Segment Start: RECORDS FOR THIS TASK

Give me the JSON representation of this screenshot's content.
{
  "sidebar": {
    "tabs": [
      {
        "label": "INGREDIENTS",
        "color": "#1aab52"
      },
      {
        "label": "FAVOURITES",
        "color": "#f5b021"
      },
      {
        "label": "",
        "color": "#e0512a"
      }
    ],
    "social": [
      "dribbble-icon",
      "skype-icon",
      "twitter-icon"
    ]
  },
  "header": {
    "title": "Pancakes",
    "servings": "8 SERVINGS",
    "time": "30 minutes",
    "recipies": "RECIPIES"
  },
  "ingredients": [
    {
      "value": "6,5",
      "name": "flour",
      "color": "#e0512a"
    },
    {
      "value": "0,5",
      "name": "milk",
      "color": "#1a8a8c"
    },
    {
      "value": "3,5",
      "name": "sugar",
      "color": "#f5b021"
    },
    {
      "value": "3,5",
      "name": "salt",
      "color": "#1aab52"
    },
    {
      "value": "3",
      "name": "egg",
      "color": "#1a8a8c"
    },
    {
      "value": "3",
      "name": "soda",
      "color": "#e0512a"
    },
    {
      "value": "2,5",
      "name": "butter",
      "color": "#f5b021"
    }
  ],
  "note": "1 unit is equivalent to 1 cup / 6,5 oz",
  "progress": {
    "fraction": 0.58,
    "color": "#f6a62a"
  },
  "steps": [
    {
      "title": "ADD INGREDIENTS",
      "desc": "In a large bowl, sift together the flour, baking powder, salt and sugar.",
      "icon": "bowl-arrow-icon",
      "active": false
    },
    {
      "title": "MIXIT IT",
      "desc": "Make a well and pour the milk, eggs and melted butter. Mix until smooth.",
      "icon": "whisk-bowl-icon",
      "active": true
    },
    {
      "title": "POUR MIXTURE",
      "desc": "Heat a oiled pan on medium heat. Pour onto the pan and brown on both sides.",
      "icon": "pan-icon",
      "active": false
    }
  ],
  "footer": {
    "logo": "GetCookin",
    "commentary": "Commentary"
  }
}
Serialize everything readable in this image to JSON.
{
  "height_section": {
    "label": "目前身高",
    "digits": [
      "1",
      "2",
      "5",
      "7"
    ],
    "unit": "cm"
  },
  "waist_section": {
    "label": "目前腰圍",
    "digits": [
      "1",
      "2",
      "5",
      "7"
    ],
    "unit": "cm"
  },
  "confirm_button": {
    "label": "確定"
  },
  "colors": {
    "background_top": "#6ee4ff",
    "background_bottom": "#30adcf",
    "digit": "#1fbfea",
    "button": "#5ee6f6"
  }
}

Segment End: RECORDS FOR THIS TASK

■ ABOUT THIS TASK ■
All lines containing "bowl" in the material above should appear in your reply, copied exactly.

■ WRITTEN SOLUTION ■
      "desc": "In a large bowl, sift together the flour, baking powder, salt and sugar.",
      "icon": "bowl-arrow-icon",
      "icon": "whisk-bowl-icon",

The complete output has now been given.